Peat forms in wetland bogs, moors, and swamp forests.
Peat is harvested as an important source of fuel
The ‘good’ (best burning) turf is found deep down in the bog. Heaney uses the metaphor about digging ‘Down for the good turf’ to show how he needs to dig deep into himself to produce his best poetry.
‘Turf’ (Peat) Spade “Shaft against the inside knee” “Coarse boot nestled on the lug” The ‘L’ shape of the spade helped to make sure the sods of ‘turf’ were ‘squared’
Flax Flax was a very important crop for the Irish economy. It was used to manufacture everything from writing paper, to rope, and was predominantly use in the ‘Linen’ industry, for which Ireland was once world famous.
The ‘Flax Dam’ “All year the flax-dam festered in the heart Of the townland” Not a ‘dam’ in the real sense, but a large pool of water where the flax plant stems were placed in order to rot the tough exterior, so that the fibrous insides could be easily separated out.

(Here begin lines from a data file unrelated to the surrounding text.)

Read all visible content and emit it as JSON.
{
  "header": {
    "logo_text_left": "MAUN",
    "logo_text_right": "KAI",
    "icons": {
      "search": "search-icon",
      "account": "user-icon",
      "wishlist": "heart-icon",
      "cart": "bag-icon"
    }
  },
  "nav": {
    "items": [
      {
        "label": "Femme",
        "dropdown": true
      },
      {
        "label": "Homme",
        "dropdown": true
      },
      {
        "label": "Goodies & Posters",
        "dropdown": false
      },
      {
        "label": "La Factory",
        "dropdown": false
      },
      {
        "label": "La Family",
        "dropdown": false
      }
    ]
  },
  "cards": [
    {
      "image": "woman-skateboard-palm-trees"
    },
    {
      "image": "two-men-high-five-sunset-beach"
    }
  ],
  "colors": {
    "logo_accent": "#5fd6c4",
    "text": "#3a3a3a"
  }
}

Flax Raw material ready to be used for linen Dried flax plant Interior fibres
An Irish country school A typical Irish farm of the period

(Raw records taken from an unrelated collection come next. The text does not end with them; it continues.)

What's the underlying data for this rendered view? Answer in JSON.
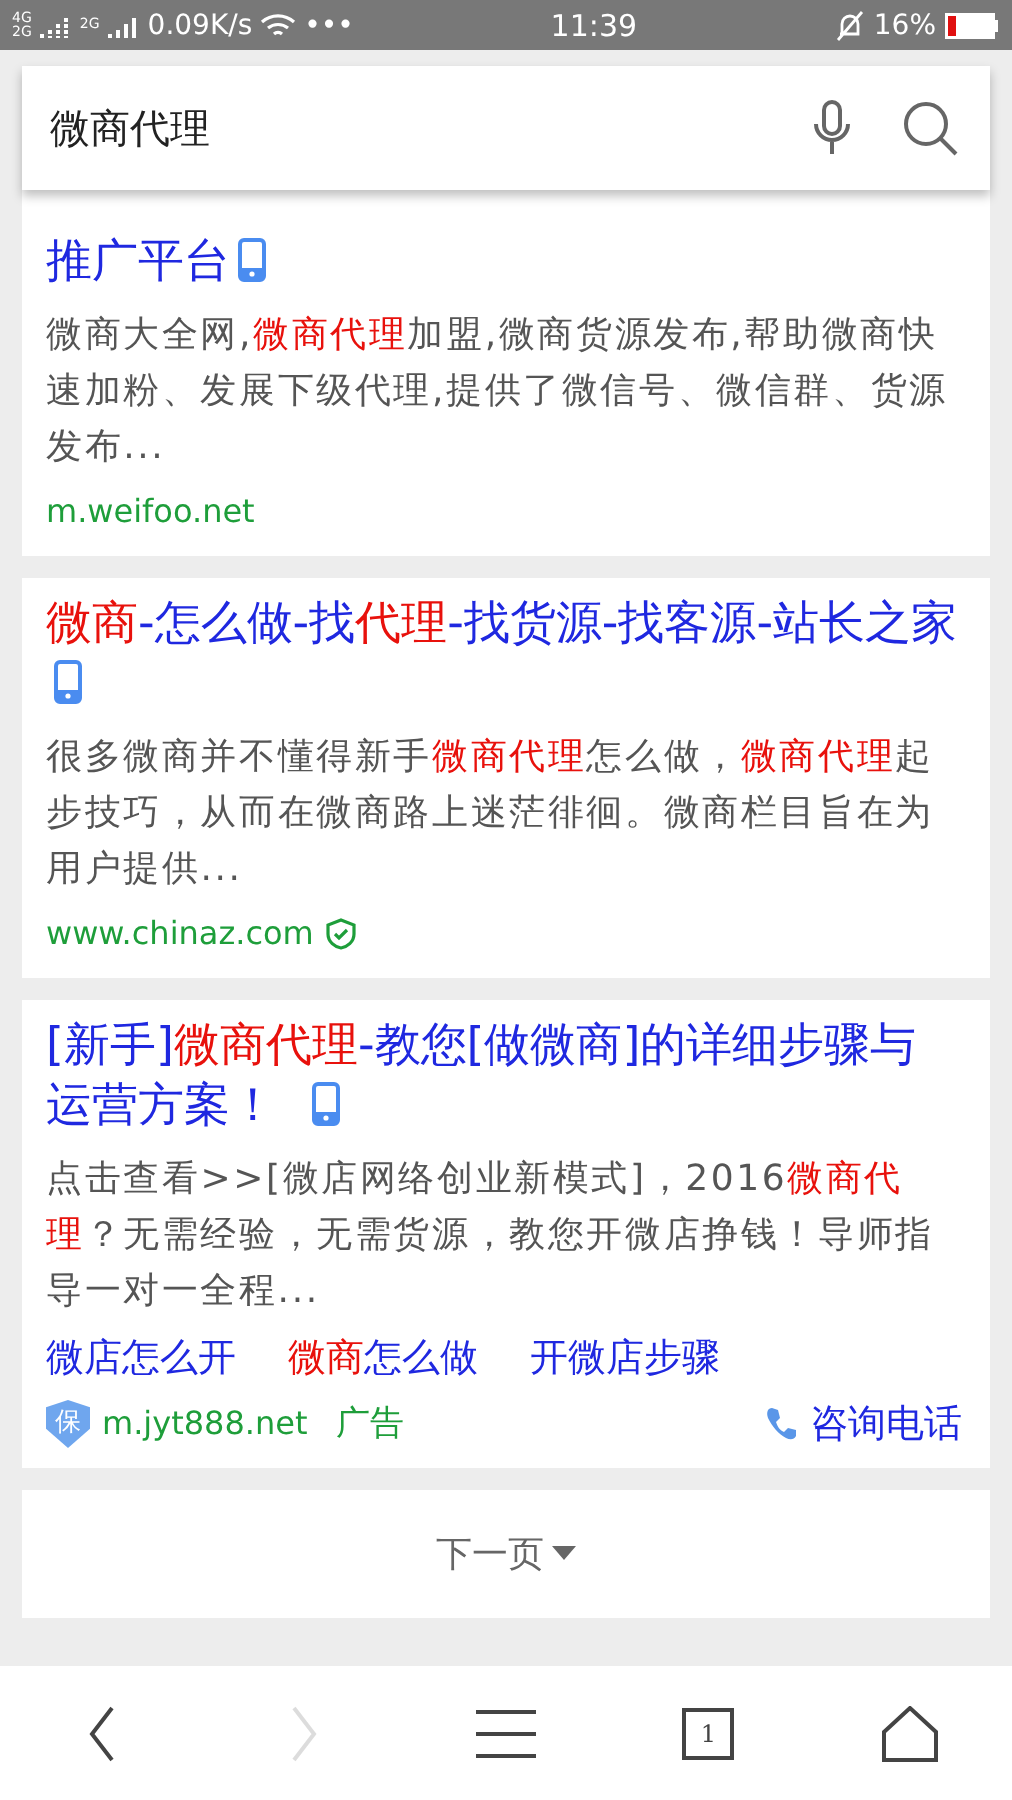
{
  "status_bar": {
    "sim_1_labels": [
      "4G",
      "2G"
    ],
    "sim_2_label": "2G",
    "speed": "0.09K/s",
    "more": "•••",
    "time": "11:39",
    "battery": "16%"
  },
  "search": {
    "value": "微商代理"
  },
  "results": [
    {
      "title": [
        {
          "text": "推广平台",
          "highlight": false
        }
      ],
      "mobile": true,
      "snippet": [
        {
          "text": "微商大全网,",
          "highlight": false
        },
        {
          "text": "微商代理",
          "highlight": true
        },
        {
          "text": "加盟,微商货源发布,帮助微商快速加粉、发展下级代理,提供了微信号、微信群、货源发布...",
          "highlight": false
        }
      ],
      "url": "m.weifoo.net",
      "verified": false
    },
    {
      "title": [
        {
          "text": "微商",
          "highlight": true
        },
        {
          "text": "-怎么做-找",
          "highlight": false
        },
        {
          "text": "代理",
          "highlight": true
        },
        {
          "text": "-找货源-找客源-站长之家",
          "highlight": false
        }
      ],
      "mobile": true,
      "snippet": [
        {
          "text": "很多微商并不懂得新手",
          "highlight": false
        },
        {
          "text": "微商代理",
          "highlight": true
        },
        {
          "text": "怎么做，",
          "highlight": false
        },
        {
          "text": "微商代理",
          "highlight": true
        },
        {
          "text": "起步技巧，从而在微商路上迷茫徘徊。微商栏目旨在为用户提供...",
          "highlight": false
        }
      ],
      "url": "www.chinaz.com",
      "verified": true
    },
    {
      "title": [
        {
          "text": "[新手]",
          "highlight": false
        },
        {
          "text": "微商代理",
          "highlight": true
        },
        {
          "text": "-教您[做微商]的详细步骤与运营方案！",
          "highlight": false
        }
      ],
      "mobile": true,
      "snippet": [
        {
          "text": "点击查看>>[微店网络创业新模式]，2016",
          "highlight": false
        },
        {
          "text": "微商代理",
          "highlight": true
        },
        {
          "text": "？无需经验，无需货源，教您开微店挣钱！导师指导一对一全程...",
          "highlight": false
        }
      ],
      "sitelinks": [
        [
          {
            "text": "微店怎么开",
            "highlight": false
          }
        ],
        [
          {
            "text": "微商",
            "highlight": true
          },
          {
            "text": "怎么做",
            "highlight": false
          }
        ],
        [
          {
            "text": "开微店步骤",
            "highlight": false
          }
        ]
      ],
      "badge": "保",
      "url": "m.jyt888.net",
      "verified": false,
      "ad_label": "广告",
      "call_label": "咨询电话"
    }
  ],
  "next_page": "下一页",
  "nav": [
    {
      "kind": "back",
      "disabled": false
    },
    {
      "kind": "forward",
      "disabled": true
    },
    {
      "kind": "menu",
      "disabled": false
    },
    {
      "kind": "tabs",
      "label": "1",
      "disabled": false
    },
    {
      "kind": "home",
      "disabled": false
    }
  ]
}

Traditional Irish bread was cooked on a ‘griddle’ over an open peat fire This traditional bread is know as ‘soda bread’ and is a still widely eaten in Ireland today. This type of peat fire, similar to this, would have been present in the kitchen of Seamus Heaney’s home on the farm.
The Plough A combination of factors make horse-ploughing a skilled job. The ploughman must ensure that the ‘furrows’ the plough makes are straight, manipulate the plough, and control the horses – it is to ensure that all the possible farming land is used economically.
“His shoulders globed like a full sail strung Between two shafts and the furrow” “I stumbled in his hob-nailed wake, Fell sometimes on the polished sod”
potatoes During the 19th century, almost a 1/3 of the population depended solely on potatoes for their daily nutrition. When the potato crops began to fail between 1845 and 1851, around 1 in eight of a population of 8 million died of starvation, permanently changing the demographic, political and cultural landscape of the nation.
Potatoes are still a mainstay of the Irish diet, but they will always be a reminder of what is know as the ‘Great Hunger’ “To scatter new potatoes that we picked Loving their cool hardness in our hands.”